“this crown of prayer”

Or, The day of a Donne scholar in the age of corona: a university lecturer applying 21st-century methods of distance learning to early modern poetry


In the mornings, my worries are technical: will the program work, will the video contact and sound work, can I hear the students, can they hear me? We gather around our computers, with a variety of domestic scenes in the background, sometimes a family member, or a pet, passing through the room. The students tend to be more computer savvy than me, but then that is hardly surprising; I try to create an atmosphere of inquisitiveness and learning with text, in a situation where I cannot meet my students in class. Four-hundred years ago, John Donne (1572–1631) asked, in one of his Holy Sonnets: “What if this present were the worlds last night?”

During my coffee break, my mind is concerned with first-world problems: the trips I had planned to take, the concerts I had wanted to attend, an exhibition I really had wanted to see. I am annoyed by the inconvenience to my every-day life, and to my selective life-style. What if the world changes for good now? What if I can never again travel and move freely, like I am used to. Donne envisions his world that has expanded considerably just recently: “West and East / In all flatt Maps… are one”.  Yet, what if this is the end of life as we know it? “What if this present were the worlds last night?”

In the twilight, I think of family and friends: the luncheons and coffees planned, the book waiting to be returned, and the one I had promised to lend. Now, we are asked not to touch, not to shake hands, only to meet through the safety of windows, and the telephone. Donne writes: “But glasse, and lines must bee / No meanes our firme substantiall love to keepe…” Yet, we are forced to social distancing that challenges our social needs. — I also think of academic conferences: grateful for the ones that I attended, sorry for those now cancelled. After all the digital prowess I have developed recently (and much faster than I would ever have believed), these encounters really require face-to-face presence. Only in a random conversation during the lull in a busy conference-schedule did that project come about, was that book planned, did those great minds think alike. “Learning were safe; in this our Universe…” But what about now? “What if this present were the worlds last night?”

In the darkness of the night, I fear for the health and life of loved ones, and of myself: we have not experienced this kind of a world-wide plague in our life-time. I think of the sweating sickness of the Tudor era, of the relapsing fever endured by John Donne, of the Spanish flu that killed my great-grandmother and the twins she was carrying. “Tis the yeares midnight…” They, too, were filled with fear, and for all our health insurance and western medicine, so are we. While the vernal equinox has passed, dawn is still hours away. “What if this present were the worlds last night?”

Westminster Abbey, London; at night

*All references to Donne’s poetry are from the John T. Shawcross edition (1967).


Six months ago I visited the Palace of Holyroodhouse in Edinburgh. I had been to Scotland before, and I am especially familiar with its regal history. But it was only on this latest visit to the royal Scottish residence, at a time of looming Brexit, that the historical heritage involved in present-day politics struck me the hardest.

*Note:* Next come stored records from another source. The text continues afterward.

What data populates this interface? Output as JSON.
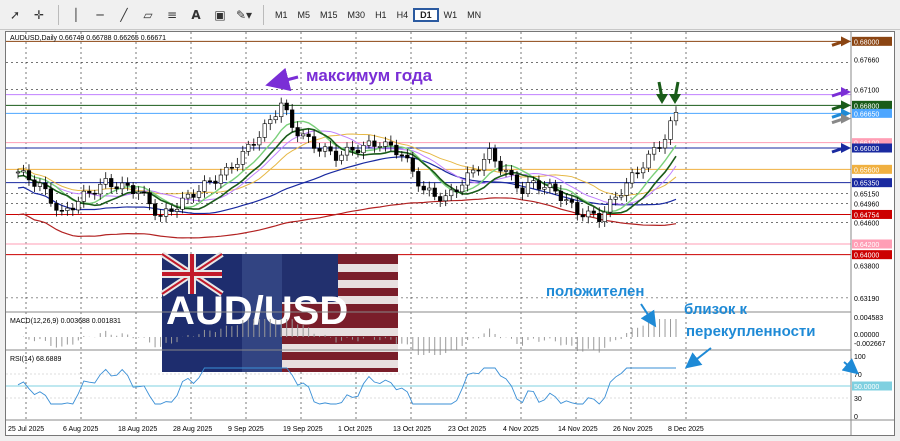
{
  "toolbar": {
    "timeframes": [
      "M1",
      "M5",
      "M15",
      "M30",
      "H1",
      "H4",
      "D1",
      "W1",
      "MN"
    ],
    "active_timeframe": "D1"
  },
  "chart_data": {
    "type": "candlestick",
    "symbol_header": "AUDUSD,Daily  0.66749 0.66788 0.66265 0.66671",
    "ylim": [
      0.63,
      0.681
    ],
    "price_labels": [
      "0.68000",
      "0.67660",
      "0.67100",
      "0.66800",
      "0.66650",
      "0.66100",
      "0.66000",
      "0.65600",
      "0.65350",
      "0.65150",
      "0.64960",
      "0.64754",
      "0.64600",
      "0.64200",
      "0.64000",
      "0.63800",
      "0.63190"
    ],
    "highlighted_levels": [
      {
        "value": "0.68000",
        "color": "#8b4513"
      },
      {
        "value": "0.67000",
        "color": "#c080ff"
      },
      {
        "value": "0.66800",
        "color": "#1a5c1a"
      },
      {
        "value": "0.66650",
        "color": "#4da6ff"
      },
      {
        "value": "0.66100",
        "color": "#ff9eb5"
      },
      {
        "value": "0.66000",
        "color": "#1a2aa0"
      },
      {
        "value": "0.65600",
        "color": "#f0b040"
      },
      {
        "value": "0.65350",
        "color": "#1a2aa0"
      },
      {
        "value": "0.64754",
        "color": "#cc0000"
      },
      {
        "value": "0.64200",
        "color": "#ff9eb5"
      },
      {
        "value": "0.64000",
        "color": "#cc0000"
      }
    ],
    "x_labels": [
      "25 Jul 2025",
      "6 Aug 2025",
      "18 Aug 2025",
      "28 Aug 2025",
      "9 Sep 2025",
      "19 Sep 2025",
      "1 Oct 2025",
      "13 Oct 2025",
      "23 Oct 2025",
      "4 Nov 2025",
      "14 Nov 2025",
      "26 Nov 2025",
      "8 Dec 2025"
    ],
    "annotations": {
      "year_high": "максимум года",
      "positive": "положителен",
      "near_overbought": "близок к перекупленности",
      "image_caption": "AUD/USD"
    },
    "macd": {
      "header": "MACD(12,26,9) 0.003688 0.001831",
      "labels": [
        "0.004583",
        "0.00000",
        "-0.002667"
      ]
    },
    "rsi": {
      "header": "RSI(14) 68.6889",
      "labels": [
        "100",
        "70",
        "50.0000",
        "30",
        "0"
      ]
    }
  }
}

As a Tudor scholar, I am greatly invested in the history of the marriage of the first Tudor Princess, Margaret (1489–1541), to King James Stewart IV of Scotland (1473–1513). The purpose of the union was to create perpetual peace on the isles, and although this peace was hard to attain at first, it was nevertheless a powerful move toward the union of the crowns.

The story of Margaret’s granddaughter, Mary Stuart (1542–67), and Elizabeth Tudor (1533–1603) (rekindled again last year in a spectacular albeit not quite historically accurate film), is often portrayed merely as a tragic history of two monarchs fighting for power. Yet, it is much due to the relationship between Mary Queen of Scots (and once also Queen of France) and Queen Elizabeth I of England that events eventually led to the Stuart succession on the English throne in 1603. A century later, this resulted in uniting the two countries into one kingdom, making Britain truly great.

Unions are formed and resolved with time, that is a historical reality. However, change is never easy, and it is always both an uncertainty and a challenge. Without any reference to modern-day politics as such, on the eve of possible Brexit, this change will affect the union which was the ancient Arthurian dream of the Tudors and which cost the Stuarts so much bloodshed before their final peaceful accession. If Brexit breaks that union, it is this late-Medieval dream of a shared future that is breaking. And my heart.

The Palace of Holyroodhouse, Edinburgh, March 2019